Ummm… not too much. My one controversial request is for the sampler to return. I miss the top sellers list and not just for the obvious reasons. With all the buzz surrounding Etsy, I believe people are curious what exactly it means to sell above average on this site. I think it speaks to possibility more than anything and I don’t believe it was ever the intention to give anyone an advantage or to keep the current top sellers on top. And I can speak from experience that it didn’t. My sales are higher since it went down.
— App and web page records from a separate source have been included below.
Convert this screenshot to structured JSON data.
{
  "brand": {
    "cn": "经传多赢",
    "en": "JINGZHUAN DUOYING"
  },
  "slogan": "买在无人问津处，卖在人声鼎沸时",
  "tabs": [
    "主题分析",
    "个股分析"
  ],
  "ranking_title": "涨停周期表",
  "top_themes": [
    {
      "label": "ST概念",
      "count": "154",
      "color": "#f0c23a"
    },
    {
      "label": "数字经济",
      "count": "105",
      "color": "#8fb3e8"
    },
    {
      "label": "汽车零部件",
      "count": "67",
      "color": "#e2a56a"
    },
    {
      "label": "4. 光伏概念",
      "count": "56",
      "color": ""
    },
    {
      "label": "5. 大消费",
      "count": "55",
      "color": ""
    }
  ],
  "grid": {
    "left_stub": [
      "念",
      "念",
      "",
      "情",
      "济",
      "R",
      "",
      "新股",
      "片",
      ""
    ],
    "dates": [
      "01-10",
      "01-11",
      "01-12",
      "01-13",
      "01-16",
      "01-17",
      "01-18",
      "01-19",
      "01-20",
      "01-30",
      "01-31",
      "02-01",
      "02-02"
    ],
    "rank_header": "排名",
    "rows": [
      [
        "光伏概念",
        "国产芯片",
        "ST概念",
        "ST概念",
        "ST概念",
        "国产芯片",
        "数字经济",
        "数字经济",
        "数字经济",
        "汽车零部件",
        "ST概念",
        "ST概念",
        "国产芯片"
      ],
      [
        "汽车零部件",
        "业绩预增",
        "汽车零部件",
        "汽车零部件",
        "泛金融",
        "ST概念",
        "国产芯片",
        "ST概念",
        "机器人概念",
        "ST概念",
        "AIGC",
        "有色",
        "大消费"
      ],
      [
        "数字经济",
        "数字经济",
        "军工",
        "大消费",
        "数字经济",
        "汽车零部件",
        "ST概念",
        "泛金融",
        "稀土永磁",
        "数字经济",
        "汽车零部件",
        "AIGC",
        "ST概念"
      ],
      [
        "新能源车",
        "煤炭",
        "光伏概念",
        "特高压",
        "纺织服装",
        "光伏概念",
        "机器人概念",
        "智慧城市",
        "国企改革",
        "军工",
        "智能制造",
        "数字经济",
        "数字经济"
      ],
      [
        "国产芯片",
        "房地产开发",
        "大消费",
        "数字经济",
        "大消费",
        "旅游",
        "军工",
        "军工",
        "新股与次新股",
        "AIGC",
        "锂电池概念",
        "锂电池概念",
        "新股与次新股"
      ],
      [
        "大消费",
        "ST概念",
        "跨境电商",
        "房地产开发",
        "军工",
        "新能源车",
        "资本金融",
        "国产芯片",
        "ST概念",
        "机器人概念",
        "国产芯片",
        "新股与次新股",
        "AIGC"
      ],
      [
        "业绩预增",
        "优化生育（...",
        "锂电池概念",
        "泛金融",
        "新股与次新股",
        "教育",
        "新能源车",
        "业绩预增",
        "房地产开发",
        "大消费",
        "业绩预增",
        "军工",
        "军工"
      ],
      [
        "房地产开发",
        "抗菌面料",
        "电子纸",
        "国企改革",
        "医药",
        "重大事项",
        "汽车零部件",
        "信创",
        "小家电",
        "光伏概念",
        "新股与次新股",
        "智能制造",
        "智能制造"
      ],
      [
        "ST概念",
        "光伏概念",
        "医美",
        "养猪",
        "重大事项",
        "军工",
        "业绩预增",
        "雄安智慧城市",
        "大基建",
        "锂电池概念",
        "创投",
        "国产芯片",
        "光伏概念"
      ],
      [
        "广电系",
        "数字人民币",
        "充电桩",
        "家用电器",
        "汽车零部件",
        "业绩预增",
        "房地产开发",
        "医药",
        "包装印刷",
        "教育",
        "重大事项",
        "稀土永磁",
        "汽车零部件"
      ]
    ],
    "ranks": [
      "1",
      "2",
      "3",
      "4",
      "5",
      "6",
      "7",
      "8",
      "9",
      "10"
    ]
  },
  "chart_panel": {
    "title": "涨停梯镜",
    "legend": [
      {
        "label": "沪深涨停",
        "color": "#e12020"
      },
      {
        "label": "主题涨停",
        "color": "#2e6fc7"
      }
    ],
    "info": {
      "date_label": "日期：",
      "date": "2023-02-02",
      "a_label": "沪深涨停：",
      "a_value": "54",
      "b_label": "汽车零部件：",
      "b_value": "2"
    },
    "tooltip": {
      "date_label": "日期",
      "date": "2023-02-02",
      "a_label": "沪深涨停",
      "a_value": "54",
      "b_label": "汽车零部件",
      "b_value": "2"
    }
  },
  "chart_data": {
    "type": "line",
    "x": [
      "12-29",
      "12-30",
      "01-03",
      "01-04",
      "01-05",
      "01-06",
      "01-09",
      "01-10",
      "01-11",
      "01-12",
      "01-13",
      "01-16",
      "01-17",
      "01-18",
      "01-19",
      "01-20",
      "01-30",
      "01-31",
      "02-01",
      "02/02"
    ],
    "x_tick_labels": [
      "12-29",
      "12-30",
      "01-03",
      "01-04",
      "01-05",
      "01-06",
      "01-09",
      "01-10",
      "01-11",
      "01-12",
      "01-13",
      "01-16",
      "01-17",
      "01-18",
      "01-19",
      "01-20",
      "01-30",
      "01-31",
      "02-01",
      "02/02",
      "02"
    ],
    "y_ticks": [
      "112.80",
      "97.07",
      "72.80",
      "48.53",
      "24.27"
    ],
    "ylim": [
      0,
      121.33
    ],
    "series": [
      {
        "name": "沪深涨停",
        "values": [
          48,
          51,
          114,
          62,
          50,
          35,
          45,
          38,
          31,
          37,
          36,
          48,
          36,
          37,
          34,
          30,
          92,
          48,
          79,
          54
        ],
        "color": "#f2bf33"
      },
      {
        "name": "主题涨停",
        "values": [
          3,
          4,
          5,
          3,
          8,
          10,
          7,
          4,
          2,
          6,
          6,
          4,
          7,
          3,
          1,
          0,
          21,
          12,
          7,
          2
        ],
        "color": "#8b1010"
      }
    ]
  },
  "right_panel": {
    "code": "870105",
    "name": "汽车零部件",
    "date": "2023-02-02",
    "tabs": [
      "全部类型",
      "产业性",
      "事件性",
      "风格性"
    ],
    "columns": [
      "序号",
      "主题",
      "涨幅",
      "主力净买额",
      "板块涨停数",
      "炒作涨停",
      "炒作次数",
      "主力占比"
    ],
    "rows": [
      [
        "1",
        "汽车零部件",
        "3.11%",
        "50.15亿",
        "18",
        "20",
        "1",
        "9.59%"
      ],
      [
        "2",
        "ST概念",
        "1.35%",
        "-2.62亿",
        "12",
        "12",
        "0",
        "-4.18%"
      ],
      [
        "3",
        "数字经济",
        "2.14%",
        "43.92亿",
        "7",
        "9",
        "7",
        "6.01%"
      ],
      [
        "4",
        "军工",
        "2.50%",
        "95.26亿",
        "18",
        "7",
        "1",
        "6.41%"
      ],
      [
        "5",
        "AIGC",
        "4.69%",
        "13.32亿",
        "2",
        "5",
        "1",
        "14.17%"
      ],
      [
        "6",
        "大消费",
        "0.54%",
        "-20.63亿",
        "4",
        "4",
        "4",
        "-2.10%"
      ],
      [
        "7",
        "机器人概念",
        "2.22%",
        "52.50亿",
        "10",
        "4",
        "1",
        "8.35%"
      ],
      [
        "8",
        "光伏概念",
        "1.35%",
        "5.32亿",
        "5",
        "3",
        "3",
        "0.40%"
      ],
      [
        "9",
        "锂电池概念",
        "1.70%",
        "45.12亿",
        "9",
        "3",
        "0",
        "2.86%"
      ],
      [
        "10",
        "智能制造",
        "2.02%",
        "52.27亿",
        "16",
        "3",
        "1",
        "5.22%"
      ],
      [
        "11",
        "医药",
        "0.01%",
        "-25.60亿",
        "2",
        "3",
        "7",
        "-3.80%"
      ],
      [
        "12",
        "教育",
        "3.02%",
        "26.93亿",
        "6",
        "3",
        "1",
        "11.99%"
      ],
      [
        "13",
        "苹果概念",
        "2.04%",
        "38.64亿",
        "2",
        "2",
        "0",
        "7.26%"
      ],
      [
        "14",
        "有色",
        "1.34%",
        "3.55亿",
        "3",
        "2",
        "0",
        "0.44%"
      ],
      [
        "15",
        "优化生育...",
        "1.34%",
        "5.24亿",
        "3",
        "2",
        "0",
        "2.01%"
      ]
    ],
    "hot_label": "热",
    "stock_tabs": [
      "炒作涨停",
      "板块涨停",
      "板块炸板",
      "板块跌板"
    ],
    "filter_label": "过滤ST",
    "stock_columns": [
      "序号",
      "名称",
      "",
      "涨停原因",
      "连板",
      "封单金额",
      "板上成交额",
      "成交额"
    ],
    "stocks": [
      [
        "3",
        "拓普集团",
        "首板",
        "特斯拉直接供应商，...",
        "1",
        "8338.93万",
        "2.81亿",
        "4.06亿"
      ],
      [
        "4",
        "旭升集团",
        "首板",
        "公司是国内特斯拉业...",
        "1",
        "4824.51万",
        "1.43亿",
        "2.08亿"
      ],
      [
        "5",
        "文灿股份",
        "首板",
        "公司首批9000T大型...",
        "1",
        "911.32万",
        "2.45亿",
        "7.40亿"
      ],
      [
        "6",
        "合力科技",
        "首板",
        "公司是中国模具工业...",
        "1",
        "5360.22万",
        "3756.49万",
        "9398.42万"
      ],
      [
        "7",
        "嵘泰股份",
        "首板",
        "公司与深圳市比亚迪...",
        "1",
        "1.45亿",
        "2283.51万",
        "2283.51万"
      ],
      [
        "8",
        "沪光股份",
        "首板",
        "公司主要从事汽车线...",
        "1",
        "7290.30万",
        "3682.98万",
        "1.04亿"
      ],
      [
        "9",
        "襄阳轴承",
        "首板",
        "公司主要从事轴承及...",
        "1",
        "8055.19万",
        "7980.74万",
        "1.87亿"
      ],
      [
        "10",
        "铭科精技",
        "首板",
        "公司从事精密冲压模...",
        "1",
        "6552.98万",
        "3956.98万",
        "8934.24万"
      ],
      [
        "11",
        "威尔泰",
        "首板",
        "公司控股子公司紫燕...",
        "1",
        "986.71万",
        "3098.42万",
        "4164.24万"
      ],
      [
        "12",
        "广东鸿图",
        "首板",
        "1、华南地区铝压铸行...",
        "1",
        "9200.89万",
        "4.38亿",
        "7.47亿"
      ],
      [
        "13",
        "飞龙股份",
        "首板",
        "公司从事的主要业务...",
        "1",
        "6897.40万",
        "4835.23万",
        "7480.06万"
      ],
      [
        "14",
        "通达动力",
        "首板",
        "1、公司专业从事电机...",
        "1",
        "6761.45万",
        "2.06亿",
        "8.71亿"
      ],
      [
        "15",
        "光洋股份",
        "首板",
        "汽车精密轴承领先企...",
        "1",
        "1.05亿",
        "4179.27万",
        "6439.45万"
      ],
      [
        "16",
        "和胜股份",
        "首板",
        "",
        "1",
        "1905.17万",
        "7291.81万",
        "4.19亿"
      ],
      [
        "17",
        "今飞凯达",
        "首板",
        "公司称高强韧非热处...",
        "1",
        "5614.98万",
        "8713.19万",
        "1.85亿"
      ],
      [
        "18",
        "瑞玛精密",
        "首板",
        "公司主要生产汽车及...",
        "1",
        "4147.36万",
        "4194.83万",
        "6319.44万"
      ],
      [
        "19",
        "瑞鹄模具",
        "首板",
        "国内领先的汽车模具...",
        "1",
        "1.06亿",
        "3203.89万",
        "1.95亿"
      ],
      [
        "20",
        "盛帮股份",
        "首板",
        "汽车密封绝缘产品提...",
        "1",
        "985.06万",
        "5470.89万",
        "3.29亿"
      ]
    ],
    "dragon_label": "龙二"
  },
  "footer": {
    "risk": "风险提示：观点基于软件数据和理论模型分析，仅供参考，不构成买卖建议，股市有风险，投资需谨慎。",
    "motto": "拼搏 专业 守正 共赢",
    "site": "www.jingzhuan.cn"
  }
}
That and sometimes I think everyone could benefit from taking a collective deep breath. The site is growing. We all want that. It means more members which means more sales. So, site maintenance and updates are going to happen. And this isn’t a brick-and-mortar shop that can make improvements after hours. Etsy is here 24 hours a day, 7 days a week, and that means sometimes the site is going to have to go down. And mistakes are going to happen. I of all people understand the urge to freak out. But it’s OK. It will all be OK.
My only actual concern right now is that I want the focus on Etsy to remain tight (but I am not by any means saying rigid). For instance, I think Etsy Labs is an amazing social program and I plan to visit it one day soon. But 99.9% of us aren’t there. I think the vision of Etsy being an ONLINE marketplace and ONLINE community need to remain number one. And Etsy Labs is a fantastic supplement to that and wonderful advertising tool, but sometimes all the talk of Etsy Labs on the main site and blog leave the rest of us feeling like it’s a super fun club we have no way of belonging to. And since Etsy Labs is what we are SEEING all the time lately (because obviously it’s more fun and interesting) it makes it appear that that is where the focus is right now. But I think the online tutorials will help merge the actual and virtual community and the separate Etsy Labs blog is a move in the right direction. And truly, I hope my love, admiration, and utmost respect for all things Etsy come through in this interview. Who knew a word I hadn’t even heard of two years ago would be coming out of my mouth like fifty times a day?